Non-Surgical Treatment: Dietary supplements such as glucosamine and chondroitin are the non-surgical treatment options for cartilage restoration. Chrondroitin sulphate and glucosamine are naturally occurring substances in the body that prevent degradation of cartilage and promote formation of new cartilage. Chrondroitin sulphate and glucosamine obtained from animal sources are available as over the counter products and are recommended for cartilage restoration. Apart from these various other nutritional supplements are also recommended such as calcium with magnesium and vitamin D as a combination.
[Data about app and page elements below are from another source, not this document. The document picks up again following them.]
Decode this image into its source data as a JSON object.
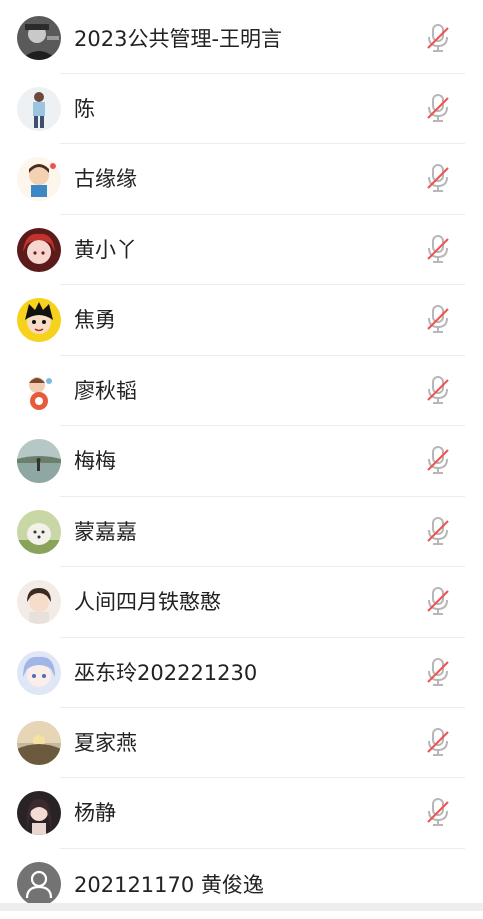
{
  "members": [
    {
      "name": "2023公共管理-王明言",
      "avatar": "avatar-bw-portrait",
      "muted": true
    },
    {
      "name": "陈",
      "avatar": "avatar-standing-girl",
      "muted": true
    },
    {
      "name": "古缘缘",
      "avatar": "avatar-cartoon-girl",
      "muted": true
    },
    {
      "name": "黄小丫",
      "avatar": "avatar-anime-red-hair",
      "muted": true
    },
    {
      "name": "焦勇",
      "avatar": "avatar-cartoon-boy-yellow",
      "muted": true
    },
    {
      "name": "廖秋韬",
      "avatar": "avatar-doll",
      "muted": true
    },
    {
      "name": "梅梅",
      "avatar": "avatar-lake-scene",
      "muted": true
    },
    {
      "name": "蒙嘉嘉",
      "avatar": "avatar-white-dog",
      "muted": true
    },
    {
      "name": "人间四月铁憨憨",
      "avatar": "avatar-girl-photo",
      "muted": true
    },
    {
      "name": "巫东玲202221230",
      "avatar": "avatar-anime-blue-hair",
      "muted": true
    },
    {
      "name": "夏家燕",
      "avatar": "avatar-sunset-landscape",
      "muted": true
    },
    {
      "name": "杨静",
      "avatar": "avatar-dark-hair-girl",
      "muted": true
    },
    {
      "name": "202121170 黄俊逸",
      "avatar": "avatar-default-person",
      "muted": false
    }
  ],
  "colors": {
    "mic_gray": "#b7b7b7",
    "mic_slash_red": "#ef5350",
    "separator": "#ececec",
    "text": "#222222"
  }
}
S-Adenosyl-Methionine and Methylsulfonylmethane supplementation may also be recommended by your physician
Cartilage restoration: a surgical procedure where orthopedic surgeons stimulate the growth of new cartilage that restores the normal function. Arthritic conditions can be delayed or prevented through this procedure.
Microfracture: In this method, numerous holes are created in the injured joint surface using a sharp tool. This procedure stimulates healing response by creating new blood supply. Blood supply results in growth of new cartilage.
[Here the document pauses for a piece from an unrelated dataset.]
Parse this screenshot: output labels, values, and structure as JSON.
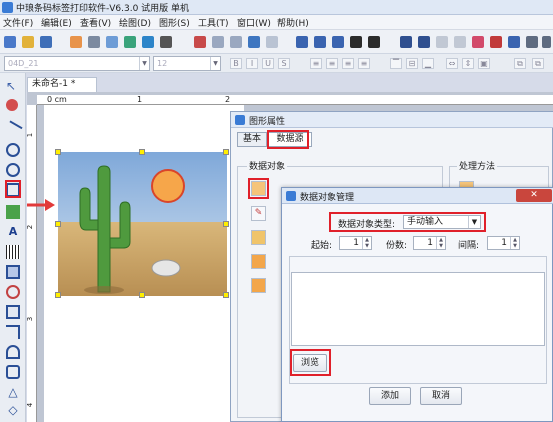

Drilling: In this method, a drilling instrument is used to create holes in the injured joint surface. Drilling holes creates blood supply and stimulate growth of new cartilage. Although the method is like microfracture, it is less precise, and the heat produced during drilling may damage other tissues.
Abrasion Arthroplasty: High speed metal-like object is used to remove the damaged cartilage. This procedure is performed using an arthroscope.
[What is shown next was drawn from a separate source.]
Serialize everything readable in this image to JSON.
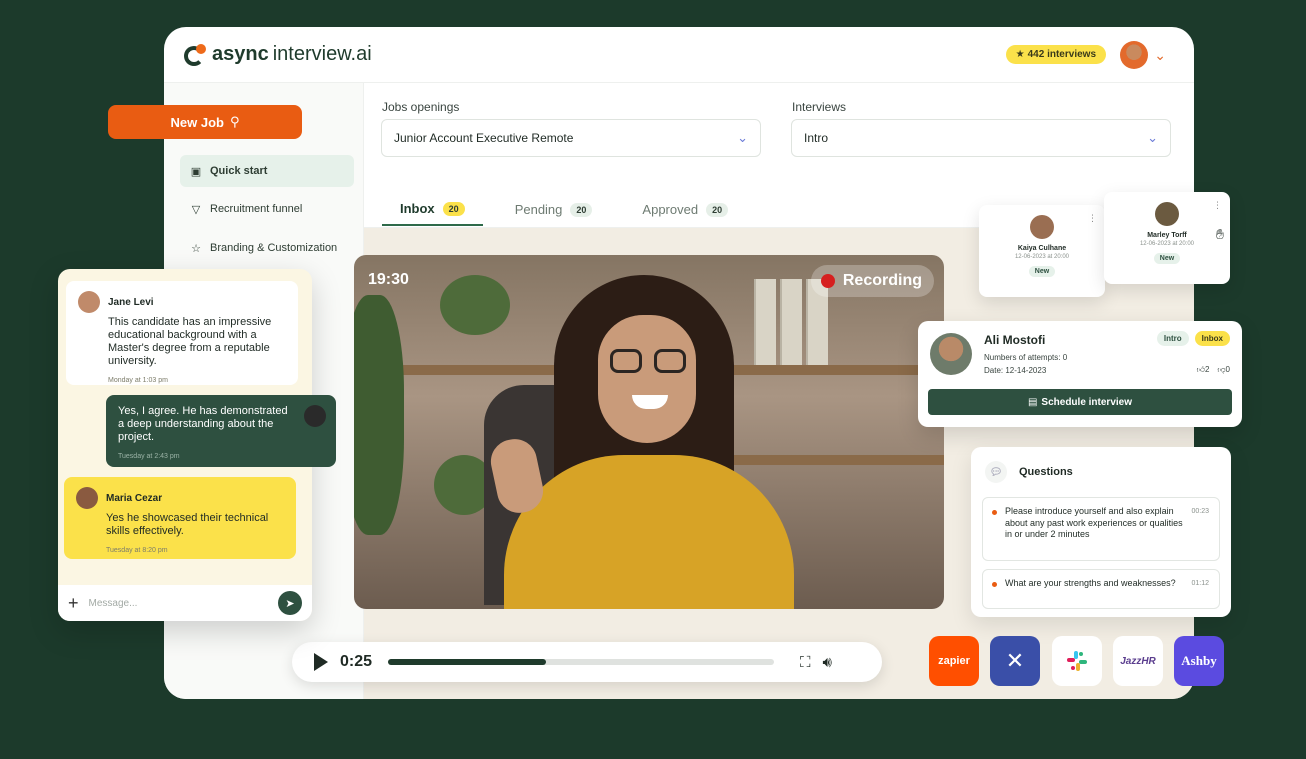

Osteochondral Autograft Transplantation: Healthy cartilage tissue (graft) is taken from the bone that bears less weight and is transferred to the injured joint place. This method is used for smaller cartilage defects.
Osteochondral Allograft Transplantation: A cartilage tissue (graft) is taken from a donor and transplanted to the site of the injury. Allograft technique is recommended if larger part of cartilage is damaged.
Autologous Chondrocyte implantation: In this method, a piece of healthy cartilage from other site is removed using arthroscopic technique and is cultured in laboratory. Cultured cells form a larger patch which is then implanted in the damaged part by open surgery.
Osteoarticular transfer system (OATS): Osteoarticular transfer system (OATS) is a surgical procedure to treat isolated cartilage defects which usually 10 to 20mm in size. The procedure involves transfer of cartilage plugs taken from the non-weight bearing areas of the joint and transferring into the damaged areas of the joint and is not indicated for widespread damage of cartilage as seen in osteoarthritis. The procedure is usually performed using arthroscopy. The area of damaged cartilage is prepared using a coring tool which makes a perfectly round hole in the bone in damage. The hole is drilled to a size that fits the plug. Next the plug of normal cartilage is harvested from a non-weight bearing area of the knee, is then implanted into the hole that was created in the damaged area. The size of the plug used should be slightly larger than the hole so that it fits into the position. This procedure allows the newly implanted bone and cartilage to grow in the defected area. Usually only one or two plugs are transplanted.
Possible complications of OATS such as hemarthrosis, effusion and pain may occur. Following OATS rehabilitation is recommended. This includes the use of crutches and limiting the range of motion.